§ **Task requirements**: Filter the data below, keeping only lines that contain "this".

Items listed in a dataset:
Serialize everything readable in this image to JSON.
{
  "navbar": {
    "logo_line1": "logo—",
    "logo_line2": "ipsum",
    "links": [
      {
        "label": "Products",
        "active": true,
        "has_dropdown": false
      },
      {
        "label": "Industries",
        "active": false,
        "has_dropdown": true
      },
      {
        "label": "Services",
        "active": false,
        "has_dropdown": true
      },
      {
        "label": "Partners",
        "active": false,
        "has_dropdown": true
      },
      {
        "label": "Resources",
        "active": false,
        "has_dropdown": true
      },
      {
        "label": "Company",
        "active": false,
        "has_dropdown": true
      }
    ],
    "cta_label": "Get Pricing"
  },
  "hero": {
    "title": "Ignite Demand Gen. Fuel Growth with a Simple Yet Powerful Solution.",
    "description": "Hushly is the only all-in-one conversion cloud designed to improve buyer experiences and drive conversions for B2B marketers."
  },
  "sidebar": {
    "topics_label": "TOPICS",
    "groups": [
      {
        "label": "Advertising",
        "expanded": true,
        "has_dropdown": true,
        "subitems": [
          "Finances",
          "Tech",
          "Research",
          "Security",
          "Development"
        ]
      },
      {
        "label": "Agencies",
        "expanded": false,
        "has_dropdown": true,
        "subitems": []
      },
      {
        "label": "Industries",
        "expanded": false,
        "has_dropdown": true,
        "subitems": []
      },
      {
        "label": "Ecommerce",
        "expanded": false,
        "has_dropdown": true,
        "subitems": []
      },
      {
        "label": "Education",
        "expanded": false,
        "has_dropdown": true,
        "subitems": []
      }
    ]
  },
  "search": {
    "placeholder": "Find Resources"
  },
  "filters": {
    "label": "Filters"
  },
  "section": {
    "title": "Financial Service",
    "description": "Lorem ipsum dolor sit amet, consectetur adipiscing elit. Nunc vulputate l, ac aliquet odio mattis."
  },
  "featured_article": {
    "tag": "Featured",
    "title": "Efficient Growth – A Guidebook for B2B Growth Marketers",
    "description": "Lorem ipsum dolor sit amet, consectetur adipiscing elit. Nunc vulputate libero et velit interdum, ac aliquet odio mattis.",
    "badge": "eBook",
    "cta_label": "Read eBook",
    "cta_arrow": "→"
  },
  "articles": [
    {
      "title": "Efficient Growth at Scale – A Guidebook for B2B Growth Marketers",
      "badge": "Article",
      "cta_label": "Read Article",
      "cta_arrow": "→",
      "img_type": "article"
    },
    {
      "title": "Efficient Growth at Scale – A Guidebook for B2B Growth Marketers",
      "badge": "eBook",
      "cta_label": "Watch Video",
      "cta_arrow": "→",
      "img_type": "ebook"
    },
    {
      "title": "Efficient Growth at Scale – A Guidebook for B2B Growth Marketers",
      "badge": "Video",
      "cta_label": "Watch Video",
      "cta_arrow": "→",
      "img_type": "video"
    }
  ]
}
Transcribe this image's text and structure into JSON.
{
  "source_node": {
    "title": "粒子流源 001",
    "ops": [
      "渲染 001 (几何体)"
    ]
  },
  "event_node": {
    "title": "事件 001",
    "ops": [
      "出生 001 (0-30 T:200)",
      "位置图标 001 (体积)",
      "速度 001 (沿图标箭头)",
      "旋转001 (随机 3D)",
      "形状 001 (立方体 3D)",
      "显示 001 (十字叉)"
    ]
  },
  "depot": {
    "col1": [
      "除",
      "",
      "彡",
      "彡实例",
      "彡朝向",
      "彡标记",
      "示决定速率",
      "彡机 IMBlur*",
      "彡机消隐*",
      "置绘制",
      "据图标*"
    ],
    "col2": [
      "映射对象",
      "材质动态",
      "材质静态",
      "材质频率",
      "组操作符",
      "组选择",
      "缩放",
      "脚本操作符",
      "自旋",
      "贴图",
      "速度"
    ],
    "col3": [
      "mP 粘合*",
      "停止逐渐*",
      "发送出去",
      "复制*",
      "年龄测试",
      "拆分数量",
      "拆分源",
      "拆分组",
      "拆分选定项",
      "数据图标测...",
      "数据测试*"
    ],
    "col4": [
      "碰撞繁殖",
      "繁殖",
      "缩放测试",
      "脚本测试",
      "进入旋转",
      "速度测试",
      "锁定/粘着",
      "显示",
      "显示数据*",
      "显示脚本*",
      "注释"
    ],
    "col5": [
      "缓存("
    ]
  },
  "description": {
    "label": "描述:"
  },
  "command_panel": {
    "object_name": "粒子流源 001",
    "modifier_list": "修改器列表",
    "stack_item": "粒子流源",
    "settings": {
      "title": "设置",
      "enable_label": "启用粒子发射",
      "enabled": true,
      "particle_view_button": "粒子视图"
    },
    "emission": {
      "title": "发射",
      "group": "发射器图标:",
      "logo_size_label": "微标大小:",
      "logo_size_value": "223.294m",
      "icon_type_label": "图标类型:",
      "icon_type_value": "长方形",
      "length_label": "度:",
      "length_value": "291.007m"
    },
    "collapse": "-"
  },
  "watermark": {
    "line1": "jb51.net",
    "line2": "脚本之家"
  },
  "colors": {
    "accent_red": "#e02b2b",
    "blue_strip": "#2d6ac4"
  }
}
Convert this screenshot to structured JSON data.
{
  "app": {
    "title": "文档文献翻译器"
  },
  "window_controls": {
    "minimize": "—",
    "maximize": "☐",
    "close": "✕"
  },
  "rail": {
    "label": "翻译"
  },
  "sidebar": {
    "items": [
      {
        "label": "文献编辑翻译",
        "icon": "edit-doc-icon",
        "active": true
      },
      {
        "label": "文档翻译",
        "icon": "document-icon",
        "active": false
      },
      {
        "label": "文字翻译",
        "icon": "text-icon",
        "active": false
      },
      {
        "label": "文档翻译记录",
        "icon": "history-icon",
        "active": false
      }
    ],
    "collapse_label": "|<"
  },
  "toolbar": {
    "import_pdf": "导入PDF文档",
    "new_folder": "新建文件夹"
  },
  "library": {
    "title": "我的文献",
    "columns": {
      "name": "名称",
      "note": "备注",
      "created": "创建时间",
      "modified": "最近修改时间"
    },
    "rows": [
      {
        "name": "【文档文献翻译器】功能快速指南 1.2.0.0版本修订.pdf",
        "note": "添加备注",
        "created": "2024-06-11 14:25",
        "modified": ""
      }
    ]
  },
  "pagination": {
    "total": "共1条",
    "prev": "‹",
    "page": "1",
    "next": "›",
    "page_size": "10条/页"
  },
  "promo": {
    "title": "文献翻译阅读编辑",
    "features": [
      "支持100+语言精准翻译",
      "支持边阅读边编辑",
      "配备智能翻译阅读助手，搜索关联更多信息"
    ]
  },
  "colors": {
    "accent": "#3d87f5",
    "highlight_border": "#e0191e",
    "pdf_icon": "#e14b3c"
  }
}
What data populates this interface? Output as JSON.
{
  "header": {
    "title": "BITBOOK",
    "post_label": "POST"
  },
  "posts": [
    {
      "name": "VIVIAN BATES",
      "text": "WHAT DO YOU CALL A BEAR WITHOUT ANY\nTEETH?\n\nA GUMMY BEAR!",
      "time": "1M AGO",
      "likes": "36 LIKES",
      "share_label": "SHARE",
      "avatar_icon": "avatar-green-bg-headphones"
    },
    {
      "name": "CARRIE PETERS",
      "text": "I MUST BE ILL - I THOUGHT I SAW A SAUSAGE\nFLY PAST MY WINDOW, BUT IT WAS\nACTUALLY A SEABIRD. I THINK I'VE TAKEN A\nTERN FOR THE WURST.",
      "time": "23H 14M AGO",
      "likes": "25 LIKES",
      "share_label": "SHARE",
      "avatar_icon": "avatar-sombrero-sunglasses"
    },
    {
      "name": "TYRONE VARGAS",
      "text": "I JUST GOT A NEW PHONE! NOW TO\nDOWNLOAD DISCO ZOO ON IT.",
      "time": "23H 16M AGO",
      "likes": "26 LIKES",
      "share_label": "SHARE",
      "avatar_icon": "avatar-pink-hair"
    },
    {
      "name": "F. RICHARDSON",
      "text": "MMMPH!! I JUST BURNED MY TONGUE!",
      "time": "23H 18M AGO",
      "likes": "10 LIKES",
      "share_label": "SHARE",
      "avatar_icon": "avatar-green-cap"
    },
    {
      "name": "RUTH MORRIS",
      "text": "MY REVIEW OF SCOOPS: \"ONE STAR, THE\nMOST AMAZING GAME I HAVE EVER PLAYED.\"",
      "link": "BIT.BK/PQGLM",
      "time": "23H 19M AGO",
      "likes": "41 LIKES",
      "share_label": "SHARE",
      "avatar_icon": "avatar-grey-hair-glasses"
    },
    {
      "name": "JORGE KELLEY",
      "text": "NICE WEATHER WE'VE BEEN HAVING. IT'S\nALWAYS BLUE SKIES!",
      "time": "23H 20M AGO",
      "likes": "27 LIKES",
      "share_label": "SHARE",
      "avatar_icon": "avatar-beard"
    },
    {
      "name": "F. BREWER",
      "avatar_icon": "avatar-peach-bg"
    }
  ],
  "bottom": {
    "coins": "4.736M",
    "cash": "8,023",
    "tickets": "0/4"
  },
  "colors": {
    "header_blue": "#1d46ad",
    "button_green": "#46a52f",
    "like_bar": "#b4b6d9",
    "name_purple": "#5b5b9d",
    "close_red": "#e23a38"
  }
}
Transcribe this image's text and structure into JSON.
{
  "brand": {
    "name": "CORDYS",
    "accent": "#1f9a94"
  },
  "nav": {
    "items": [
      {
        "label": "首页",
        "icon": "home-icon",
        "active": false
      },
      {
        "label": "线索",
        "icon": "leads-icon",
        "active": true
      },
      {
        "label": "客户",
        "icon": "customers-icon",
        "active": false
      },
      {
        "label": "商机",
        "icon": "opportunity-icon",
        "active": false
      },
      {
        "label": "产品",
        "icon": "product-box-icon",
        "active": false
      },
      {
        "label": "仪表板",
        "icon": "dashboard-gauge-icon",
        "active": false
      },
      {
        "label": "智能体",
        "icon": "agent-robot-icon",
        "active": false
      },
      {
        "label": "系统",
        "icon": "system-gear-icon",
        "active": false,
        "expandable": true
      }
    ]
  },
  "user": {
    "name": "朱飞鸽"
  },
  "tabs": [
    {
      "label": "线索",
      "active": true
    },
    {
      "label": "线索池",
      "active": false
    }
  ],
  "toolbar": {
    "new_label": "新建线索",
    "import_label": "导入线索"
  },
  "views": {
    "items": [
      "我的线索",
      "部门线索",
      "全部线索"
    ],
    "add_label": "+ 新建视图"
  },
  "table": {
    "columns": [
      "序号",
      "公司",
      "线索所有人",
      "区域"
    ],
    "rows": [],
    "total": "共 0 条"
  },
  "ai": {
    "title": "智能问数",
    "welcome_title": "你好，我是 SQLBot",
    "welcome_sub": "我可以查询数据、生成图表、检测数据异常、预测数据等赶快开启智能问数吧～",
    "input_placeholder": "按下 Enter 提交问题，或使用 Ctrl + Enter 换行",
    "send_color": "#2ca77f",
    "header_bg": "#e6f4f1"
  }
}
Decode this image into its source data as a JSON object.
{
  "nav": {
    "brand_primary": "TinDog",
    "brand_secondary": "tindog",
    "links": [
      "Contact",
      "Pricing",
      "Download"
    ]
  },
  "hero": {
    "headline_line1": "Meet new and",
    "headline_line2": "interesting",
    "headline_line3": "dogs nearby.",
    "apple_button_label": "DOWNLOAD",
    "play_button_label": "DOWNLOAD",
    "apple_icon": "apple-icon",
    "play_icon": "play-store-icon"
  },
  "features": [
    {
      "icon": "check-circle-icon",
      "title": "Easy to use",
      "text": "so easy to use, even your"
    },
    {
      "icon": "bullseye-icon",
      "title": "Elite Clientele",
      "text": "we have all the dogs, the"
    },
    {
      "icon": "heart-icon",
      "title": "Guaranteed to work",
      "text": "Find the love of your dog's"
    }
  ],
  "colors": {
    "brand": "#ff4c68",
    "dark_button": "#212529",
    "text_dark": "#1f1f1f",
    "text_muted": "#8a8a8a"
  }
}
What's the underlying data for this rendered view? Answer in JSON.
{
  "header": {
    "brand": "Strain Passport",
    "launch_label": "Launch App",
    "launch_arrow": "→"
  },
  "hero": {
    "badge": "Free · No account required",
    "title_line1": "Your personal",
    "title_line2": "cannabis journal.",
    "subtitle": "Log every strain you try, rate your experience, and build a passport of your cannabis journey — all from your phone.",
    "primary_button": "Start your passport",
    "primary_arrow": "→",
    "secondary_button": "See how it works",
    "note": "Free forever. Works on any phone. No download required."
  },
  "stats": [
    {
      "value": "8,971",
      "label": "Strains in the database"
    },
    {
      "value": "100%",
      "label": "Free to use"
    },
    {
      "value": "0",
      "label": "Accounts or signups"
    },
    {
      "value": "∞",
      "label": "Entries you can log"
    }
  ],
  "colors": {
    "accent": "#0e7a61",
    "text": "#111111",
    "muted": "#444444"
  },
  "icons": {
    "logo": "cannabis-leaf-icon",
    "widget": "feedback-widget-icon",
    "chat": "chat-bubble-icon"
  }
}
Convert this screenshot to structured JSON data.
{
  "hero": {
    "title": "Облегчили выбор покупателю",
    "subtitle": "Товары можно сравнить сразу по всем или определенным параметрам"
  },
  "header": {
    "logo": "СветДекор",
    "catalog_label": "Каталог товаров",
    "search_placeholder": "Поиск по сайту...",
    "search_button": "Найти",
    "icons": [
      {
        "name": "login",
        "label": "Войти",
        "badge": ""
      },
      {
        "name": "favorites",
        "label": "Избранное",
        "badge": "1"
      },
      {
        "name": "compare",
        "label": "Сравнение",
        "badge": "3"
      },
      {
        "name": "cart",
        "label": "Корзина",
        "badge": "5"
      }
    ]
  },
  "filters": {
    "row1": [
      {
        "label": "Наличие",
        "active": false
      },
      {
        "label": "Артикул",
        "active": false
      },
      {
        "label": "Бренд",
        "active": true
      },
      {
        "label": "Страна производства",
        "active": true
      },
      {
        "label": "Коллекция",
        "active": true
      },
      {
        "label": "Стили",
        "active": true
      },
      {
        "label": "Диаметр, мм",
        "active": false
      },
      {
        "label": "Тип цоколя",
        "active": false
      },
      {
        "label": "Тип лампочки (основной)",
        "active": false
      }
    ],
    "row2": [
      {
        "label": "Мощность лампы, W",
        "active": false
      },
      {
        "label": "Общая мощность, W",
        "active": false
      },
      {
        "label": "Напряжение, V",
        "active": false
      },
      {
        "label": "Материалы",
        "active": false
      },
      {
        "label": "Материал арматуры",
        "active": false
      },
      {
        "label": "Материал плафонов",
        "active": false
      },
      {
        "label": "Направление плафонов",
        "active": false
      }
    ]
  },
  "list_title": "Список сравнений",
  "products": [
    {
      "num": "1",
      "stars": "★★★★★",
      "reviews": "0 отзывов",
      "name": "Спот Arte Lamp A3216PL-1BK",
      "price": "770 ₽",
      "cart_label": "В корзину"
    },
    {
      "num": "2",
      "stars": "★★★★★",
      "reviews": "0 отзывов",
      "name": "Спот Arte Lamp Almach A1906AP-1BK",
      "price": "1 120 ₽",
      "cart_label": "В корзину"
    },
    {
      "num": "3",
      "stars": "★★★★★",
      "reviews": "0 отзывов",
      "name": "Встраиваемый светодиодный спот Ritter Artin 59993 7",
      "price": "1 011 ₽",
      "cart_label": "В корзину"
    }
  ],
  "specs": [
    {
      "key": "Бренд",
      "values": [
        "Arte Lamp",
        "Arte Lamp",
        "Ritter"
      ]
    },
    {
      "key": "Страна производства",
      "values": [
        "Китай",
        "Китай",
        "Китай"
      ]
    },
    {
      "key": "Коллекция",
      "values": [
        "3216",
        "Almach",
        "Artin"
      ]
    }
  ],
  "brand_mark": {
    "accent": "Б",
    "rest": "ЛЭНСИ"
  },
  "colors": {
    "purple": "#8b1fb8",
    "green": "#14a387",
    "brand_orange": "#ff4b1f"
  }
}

§ **Exercise output**:
Serialize everything readable in this image to JSON.
Transcribe this image's text and structure into JSON.
Convert this screenshot to structured JSON data.
What data populates this interface? Output as JSON.
Transcribe this image's text and structure into JSON.
Decode this image into its source data as a JSON object.
What's the underlying data for this rendered view? Answer in JSON.
Convert this screenshot to structured JSON data.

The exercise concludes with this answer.